Extra Magazines - The rules permit pre-loaded magazines (5 shot maximum) in NRA Smallbore Rifle Silhouette. That is one of only a few rules different from NRA High-Power Rifle Silhouette. It is recommended that you have three magazines for your rifle. This saves time at the firing line getting prepared to fire. You can use magazines that have a higher capacity but only load 5 rounds in them. You may not use a magazine for support while shooting.
Spotting scopes are important to help see where your shot hit and where your shot missed. If your spotter can tell where the bullets are going, he/she can relay to you if an adjustment needs to be made. To start with it is not uncommon to see binoculars used. In the beginning if you have anything, binoculars or spotting scope, it is good enough. As your ability to hold on target improves your spotter becomes more important. If you are going to keep shooting a spotting scope can be a good investment. The tripod is just as important as the scope itself. If the scope is on a flimsy tripod, it will not be steady. As in most optics, you get what you pay for. I chose the low-medium range Burris Landmark 20x-60x -80mm - $190. It is real good up to 40x or so and starts to lose quality at the higher magnification. There are numerous high end products from $300 to $3,000. If you must (or just) settle for something in the $100 range, you will definitely be sacrificing quality. I am satisfied with the one I have and it works well enough. There is definitely better quality in the $300 - $500 spotting scope.
Don't forget the tripod. If you are remotely serious about getting a spotting scope, do not go real cheap on the tripod. Check out a variety of tripods before you commit to one. A fantastic spotting scope on a sloppy tipod can equal a crappy spotting scope on a solid tripod.
Shooting vests can be practical for carrying your magazines and notes but can be important to help steady the rifle. I now use a heavy leather vest. It provides a solid non-slip resting place for the left elbow that the thin fabric one does not provide. This is just as important for the rifle butt resting against your shoulder, not to mention a little cushion when shooting a high power rifle. If you are just starting/trying Rifle Silhouette, it is not the most important piece of equipment. As you get better at the sport, you will get a few more steel targets down with the heavy leather vest.
This is a commonly overlooked area of NRA Rifle Silhouette shooting. Your feet are the base of your standing position. Obviously if the base is not solid it will not be steady. I have torn ligaments in my right knee and ankle from a long ago motorcycle crash (the car won!). I wear shooting boots to help support the ankle. These are good and can add a little to the average persons stability but are expensive and normally not worth the expense. What you do not want for NRA Smallbore Rifle Silhouette shooting is soft soled, rounded tread, athletic shoes. Anything with a soft sole will lower the feeling of balance to the feet causing more wobble in the body trying to remain stable. Picture standing on a thick foam pad and trying to stand in steady hold. It would be difficult. It is exactly the same principle in soft soled shoes but just not as extreme. Avoid the walking shoes/boots with the thinner sole at the toe. Great for walking but the rounded bottom offers less ground contact area for standing support. The diferences I am talking about might be minor but, so is the amount of error required to miss the target. The best is something with a flat sole or one with an even heel-toe relationship similar to what is pictured here.

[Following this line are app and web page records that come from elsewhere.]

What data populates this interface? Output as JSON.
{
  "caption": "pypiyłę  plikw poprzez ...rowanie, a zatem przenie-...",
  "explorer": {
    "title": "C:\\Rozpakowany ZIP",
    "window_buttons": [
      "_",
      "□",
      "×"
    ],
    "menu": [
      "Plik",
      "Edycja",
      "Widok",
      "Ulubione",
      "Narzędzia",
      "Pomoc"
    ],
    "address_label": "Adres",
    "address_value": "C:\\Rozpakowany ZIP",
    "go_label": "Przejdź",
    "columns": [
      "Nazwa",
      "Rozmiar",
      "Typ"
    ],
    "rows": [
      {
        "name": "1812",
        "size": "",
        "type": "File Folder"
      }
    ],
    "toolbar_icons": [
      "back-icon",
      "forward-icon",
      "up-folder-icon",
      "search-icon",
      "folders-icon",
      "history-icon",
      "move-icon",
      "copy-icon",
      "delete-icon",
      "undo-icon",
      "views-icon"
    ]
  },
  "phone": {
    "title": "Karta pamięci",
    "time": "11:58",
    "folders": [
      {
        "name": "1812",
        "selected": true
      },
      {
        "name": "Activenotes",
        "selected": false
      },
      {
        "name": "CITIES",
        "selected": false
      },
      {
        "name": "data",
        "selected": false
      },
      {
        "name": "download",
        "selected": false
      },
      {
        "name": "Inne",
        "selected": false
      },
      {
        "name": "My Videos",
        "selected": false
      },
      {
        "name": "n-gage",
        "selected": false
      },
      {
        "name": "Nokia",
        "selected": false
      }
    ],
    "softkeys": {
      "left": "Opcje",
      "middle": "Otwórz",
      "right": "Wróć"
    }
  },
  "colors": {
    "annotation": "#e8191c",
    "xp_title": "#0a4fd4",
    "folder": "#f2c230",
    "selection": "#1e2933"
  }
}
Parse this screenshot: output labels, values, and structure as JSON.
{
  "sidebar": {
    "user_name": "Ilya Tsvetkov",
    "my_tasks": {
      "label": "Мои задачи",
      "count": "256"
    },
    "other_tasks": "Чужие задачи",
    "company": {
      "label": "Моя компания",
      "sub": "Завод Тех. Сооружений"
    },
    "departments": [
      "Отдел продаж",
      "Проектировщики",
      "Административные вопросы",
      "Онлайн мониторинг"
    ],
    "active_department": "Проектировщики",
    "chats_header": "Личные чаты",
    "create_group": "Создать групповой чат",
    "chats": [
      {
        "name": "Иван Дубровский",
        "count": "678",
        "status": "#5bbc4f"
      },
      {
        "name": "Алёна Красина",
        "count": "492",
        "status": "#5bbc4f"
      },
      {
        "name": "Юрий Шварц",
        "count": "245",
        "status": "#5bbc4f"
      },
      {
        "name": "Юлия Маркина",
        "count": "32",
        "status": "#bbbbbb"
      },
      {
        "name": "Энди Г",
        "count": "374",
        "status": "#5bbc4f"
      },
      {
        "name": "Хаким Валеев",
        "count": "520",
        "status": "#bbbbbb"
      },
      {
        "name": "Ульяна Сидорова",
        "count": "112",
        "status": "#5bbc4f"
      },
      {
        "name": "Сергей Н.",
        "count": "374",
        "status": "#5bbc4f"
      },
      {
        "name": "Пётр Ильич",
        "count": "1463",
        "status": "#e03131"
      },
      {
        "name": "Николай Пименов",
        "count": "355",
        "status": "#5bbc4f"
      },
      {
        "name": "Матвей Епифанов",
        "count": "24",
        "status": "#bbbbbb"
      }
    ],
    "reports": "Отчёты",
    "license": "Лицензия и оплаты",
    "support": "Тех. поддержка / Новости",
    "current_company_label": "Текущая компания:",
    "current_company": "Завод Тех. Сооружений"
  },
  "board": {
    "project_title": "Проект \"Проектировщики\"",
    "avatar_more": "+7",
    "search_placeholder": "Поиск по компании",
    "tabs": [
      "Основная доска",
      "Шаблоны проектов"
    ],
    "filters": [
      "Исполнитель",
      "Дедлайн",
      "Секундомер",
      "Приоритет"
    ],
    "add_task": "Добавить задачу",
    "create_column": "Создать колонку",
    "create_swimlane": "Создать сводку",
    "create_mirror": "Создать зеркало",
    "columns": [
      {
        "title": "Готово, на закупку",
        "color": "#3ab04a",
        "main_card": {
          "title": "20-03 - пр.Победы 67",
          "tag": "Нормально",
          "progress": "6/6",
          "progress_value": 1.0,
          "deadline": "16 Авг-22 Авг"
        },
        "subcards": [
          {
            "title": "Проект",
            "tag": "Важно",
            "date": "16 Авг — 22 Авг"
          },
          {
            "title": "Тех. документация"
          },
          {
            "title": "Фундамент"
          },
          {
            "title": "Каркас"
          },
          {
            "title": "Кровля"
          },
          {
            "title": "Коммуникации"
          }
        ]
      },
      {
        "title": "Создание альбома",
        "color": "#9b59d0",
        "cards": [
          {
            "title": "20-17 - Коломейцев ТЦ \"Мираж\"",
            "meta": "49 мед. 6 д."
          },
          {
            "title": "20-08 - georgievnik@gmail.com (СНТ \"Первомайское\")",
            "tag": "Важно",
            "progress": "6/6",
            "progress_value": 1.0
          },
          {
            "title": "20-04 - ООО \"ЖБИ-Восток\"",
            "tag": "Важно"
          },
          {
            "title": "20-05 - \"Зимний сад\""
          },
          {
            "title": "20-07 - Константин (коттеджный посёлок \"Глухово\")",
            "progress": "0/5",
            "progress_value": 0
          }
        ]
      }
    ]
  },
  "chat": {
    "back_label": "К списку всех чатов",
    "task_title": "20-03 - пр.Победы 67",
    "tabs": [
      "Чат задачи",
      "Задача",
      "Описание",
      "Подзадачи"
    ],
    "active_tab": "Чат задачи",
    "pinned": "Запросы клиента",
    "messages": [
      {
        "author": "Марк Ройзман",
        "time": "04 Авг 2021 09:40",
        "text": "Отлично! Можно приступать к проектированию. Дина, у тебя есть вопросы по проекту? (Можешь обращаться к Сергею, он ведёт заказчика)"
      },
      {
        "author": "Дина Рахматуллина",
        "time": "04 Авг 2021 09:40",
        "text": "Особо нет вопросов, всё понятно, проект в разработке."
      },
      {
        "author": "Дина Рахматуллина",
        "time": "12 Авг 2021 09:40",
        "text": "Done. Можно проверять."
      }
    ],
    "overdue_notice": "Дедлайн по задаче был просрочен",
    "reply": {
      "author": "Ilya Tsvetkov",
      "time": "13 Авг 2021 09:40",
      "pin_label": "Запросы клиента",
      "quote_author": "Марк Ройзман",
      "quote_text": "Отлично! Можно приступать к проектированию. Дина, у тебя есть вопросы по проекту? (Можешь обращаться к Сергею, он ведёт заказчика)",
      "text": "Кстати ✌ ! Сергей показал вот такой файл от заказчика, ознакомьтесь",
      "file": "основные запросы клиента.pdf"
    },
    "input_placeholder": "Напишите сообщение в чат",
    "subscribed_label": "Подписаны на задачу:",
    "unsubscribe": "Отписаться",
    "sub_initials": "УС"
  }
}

Many people have count-down timers to know how much time they have left in the 2-1/2 minute firing sequence. They are set to count down from 2 minutes and 45 seconds. They are started when the Range officer calls for the "Ready" or "Listo" command. There are a wide variety to choose from and not the most expensive investment you will make. I rarely need a timer at all but, on a windy day, I would not want to be without one. It can let you know if you can buy some time while the wind is up and you wait for a calm.
Just for the information... We use the "Invisible Clock" which is not recommended for everyone. It is a bit confusing on getting set properly and, every time the battery runs out, you need to reset it. The battery does last for a long time, maybe a year ( I have not logged it to know exactly). The numbers are quite small and hard to read. It has a vibrate setting which is its only good point. We have alarm #1 set for 60 seconds remaining, it vibrates for 5 seconds. We have alarm #2 set for 30 seconds remaining. Alarm #2 vibrates for 5 seconds pauses for 5 seconds and vibrates again for 5 seconds. So we know by the end of the last vibration there is only 15 seconds remaining. It is nice to not be required to glance at the clock to determine the time. However, if you are curious and glance, the numbers are fairly small and can make it difficult.